**TASK OBJECTIVE**
Within the records below, find each line with the word "sync" and copy it out.

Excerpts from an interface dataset
* * * * *

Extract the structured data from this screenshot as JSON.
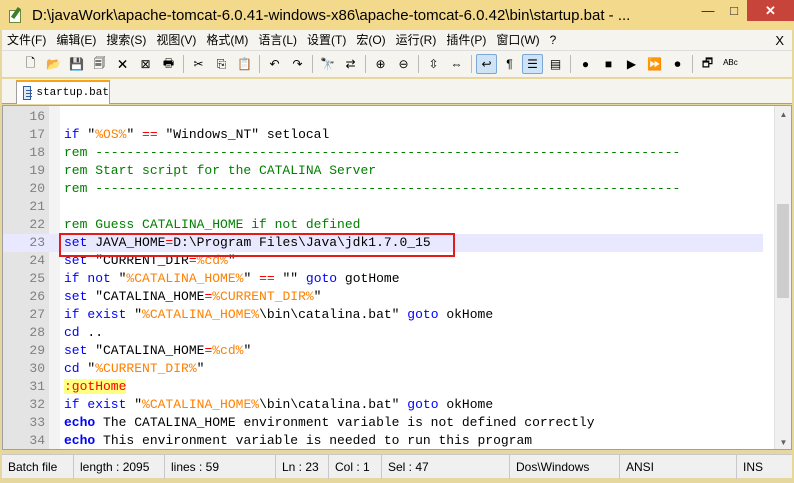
{
  "window": {
    "title": "D:\\javaWork\\apache-tomcat-6.0.41-windows-x86\\apache-tomcat-6.0.42\\bin\\startup.bat - ...",
    "minimize": "—",
    "maximize": "□",
    "close": "✕"
  },
  "menubar": {
    "items": [
      "文件(F)",
      "编辑(E)",
      "搜索(S)",
      "视图(V)",
      "格式(M)",
      "语言(L)",
      "设置(T)",
      "宏(O)",
      "运行(R)",
      "插件(P)",
      "窗口(W)",
      "?"
    ],
    "close": "X"
  },
  "toolbar": {
    "buttons": [
      {
        "name": "new-file-icon",
        "glyph": "🗋"
      },
      {
        "name": "open-file-icon",
        "glyph": "📂"
      },
      {
        "name": "save-icon",
        "glyph": "💾"
      },
      {
        "name": "save-all-icon",
        "glyph": "🗐"
      },
      {
        "name": "close-file-icon",
        "glyph": "🗙"
      },
      {
        "name": "close-all-icon",
        "glyph": "⊠"
      },
      {
        "name": "print-icon",
        "glyph": "🖶"
      },
      {
        "sep": true
      },
      {
        "name": "cut-icon",
        "glyph": "✂"
      },
      {
        "name": "copy-icon",
        "glyph": "⎘"
      },
      {
        "name": "paste-icon",
        "glyph": "📋"
      },
      {
        "sep": true
      },
      {
        "name": "undo-icon",
        "glyph": "↶"
      },
      {
        "name": "redo-icon",
        "glyph": "↷"
      },
      {
        "sep": true
      },
      {
        "name": "find-icon",
        "glyph": "🔭"
      },
      {
        "name": "replace-icon",
        "glyph": "⇄"
      },
      {
        "sep": true
      },
      {
        "name": "zoom-in-icon",
        "glyph": "⊕"
      },
      {
        "name": "zoom-out-icon",
        "glyph": "⊖"
      },
      {
        "sep": true
      },
      {
        "name": "sync-vertical-icon",
        "glyph": "⇳"
      },
      {
        "name": "sync-horizontal-icon",
        "glyph": "⇔"
      },
      {
        "sep": true
      },
      {
        "name": "word-wrap-icon",
        "glyph": "↩",
        "active": true
      },
      {
        "name": "show-all-chars-icon",
        "glyph": "¶"
      },
      {
        "name": "indent-guide-icon",
        "glyph": "☰",
        "active": true
      },
      {
        "name": "doc-map-icon",
        "glyph": "▤"
      },
      {
        "sep": true
      },
      {
        "name": "record-macro-icon",
        "glyph": "●"
      },
      {
        "name": "stop-record-icon",
        "glyph": "■"
      },
      {
        "name": "play-macro-icon",
        "glyph": "▶"
      },
      {
        "name": "play-multiple-icon",
        "glyph": "⏩"
      },
      {
        "name": "save-macro-icon",
        "glyph": "⏺"
      },
      {
        "sep": true
      },
      {
        "name": "launch-icon",
        "glyph": "🗗"
      },
      {
        "name": "spellcheck-icon",
        "glyph": "ᴬᴮᶜ"
      }
    ]
  },
  "tab": {
    "label": "startup.bat"
  },
  "editor": {
    "current_line": 23,
    "lines": [
      {
        "n": "16",
        "segs": []
      },
      {
        "n": "17",
        "segs": [
          [
            "kw",
            "if"
          ],
          [
            "",
            " \""
          ],
          [
            "var",
            "%OS%"
          ],
          [
            "",
            "\" "
          ],
          [
            "op",
            "=="
          ],
          [
            "",
            " \"Windows_NT\" setlocal"
          ]
        ]
      },
      {
        "n": "18",
        "segs": [
          [
            "cmt",
            "rem ---------------------------------------------------------------------------"
          ]
        ]
      },
      {
        "n": "19",
        "segs": [
          [
            "cmt",
            "rem Start script for the CATALINA Server"
          ]
        ]
      },
      {
        "n": "20",
        "segs": [
          [
            "cmt",
            "rem ---------------------------------------------------------------------------"
          ]
        ]
      },
      {
        "n": "21",
        "segs": []
      },
      {
        "n": "22",
        "segs": [
          [
            "cmt",
            "rem Guess CATALINA_HOME if not defined"
          ]
        ]
      },
      {
        "n": "23",
        "segs": [
          [
            "kw",
            "set"
          ],
          [
            "",
            " JAVA_HOME"
          ],
          [
            "op",
            "="
          ],
          [
            "",
            "D:\\Program Files\\Java\\jdk1.7.0_15"
          ]
        ]
      },
      {
        "n": "24",
        "segs": [
          [
            "kw",
            "set"
          ],
          [
            "",
            " \"CURRENT_DIR"
          ],
          [
            "op",
            "="
          ],
          [
            "var",
            "%cd%"
          ],
          [
            "",
            "\""
          ]
        ]
      },
      {
        "n": "25",
        "segs": [
          [
            "kw",
            "if not"
          ],
          [
            "",
            " \""
          ],
          [
            "var",
            "%CATALINA_HOME%"
          ],
          [
            "",
            "\" "
          ],
          [
            "op",
            "=="
          ],
          [
            "",
            " \"\" "
          ],
          [
            "kw",
            "goto"
          ],
          [
            "",
            " gotHome"
          ]
        ]
      },
      {
        "n": "26",
        "segs": [
          [
            "kw",
            "set"
          ],
          [
            "",
            " \"CATALINA_HOME"
          ],
          [
            "op",
            "="
          ],
          [
            "var",
            "%CURRENT_DIR%"
          ],
          [
            "",
            "\""
          ]
        ]
      },
      {
        "n": "27",
        "segs": [
          [
            "kw",
            "if exist"
          ],
          [
            "",
            " \""
          ],
          [
            "var",
            "%CATALINA_HOME%"
          ],
          [
            "",
            "\\bin\\catalina.bat\" "
          ],
          [
            "kw",
            "goto"
          ],
          [
            "",
            " okHome"
          ]
        ]
      },
      {
        "n": "28",
        "segs": [
          [
            "kw",
            "cd"
          ],
          [
            "",
            " .."
          ]
        ]
      },
      {
        "n": "29",
        "segs": [
          [
            "kw",
            "set"
          ],
          [
            "",
            " \"CATALINA_HOME"
          ],
          [
            "op",
            "="
          ],
          [
            "var",
            "%cd%"
          ],
          [
            "",
            "\""
          ]
        ]
      },
      {
        "n": "30",
        "segs": [
          [
            "kw",
            "cd"
          ],
          [
            "",
            " \""
          ],
          [
            "var",
            "%CURRENT_DIR%"
          ],
          [
            "",
            "\""
          ]
        ]
      },
      {
        "n": "31",
        "segs": [
          [
            "lbl",
            ":gotHome"
          ]
        ]
      },
      {
        "n": "32",
        "segs": [
          [
            "kw",
            "if exist"
          ],
          [
            "",
            " \""
          ],
          [
            "var",
            "%CATALINA_HOME%"
          ],
          [
            "",
            "\\bin\\catalina.bat\" "
          ],
          [
            "kw",
            "goto"
          ],
          [
            "",
            " okHome"
          ]
        ]
      },
      {
        "n": "33",
        "segs": [
          [
            "kw-b",
            "echo"
          ],
          [
            "",
            " The CATALINA_HOME environment variable is not defined correctly"
          ]
        ]
      },
      {
        "n": "34",
        "segs": [
          [
            "kw-b",
            "echo"
          ],
          [
            "",
            " This environment variable is needed to run this program"
          ]
        ]
      }
    ]
  },
  "statusbar": {
    "file_type": "Batch file",
    "length": "length : 2095",
    "lines": "lines : 59",
    "ln": "Ln : 23",
    "col": "Col : 1",
    "sel": "Sel : 47",
    "eol": "Dos\\Windows",
    "encoding": "ANSI",
    "mode": "INS"
  }
}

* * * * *

**TASK RESULT**
        "name": "sync-vertical-icon",
        "name": "sync-horizontal-icon",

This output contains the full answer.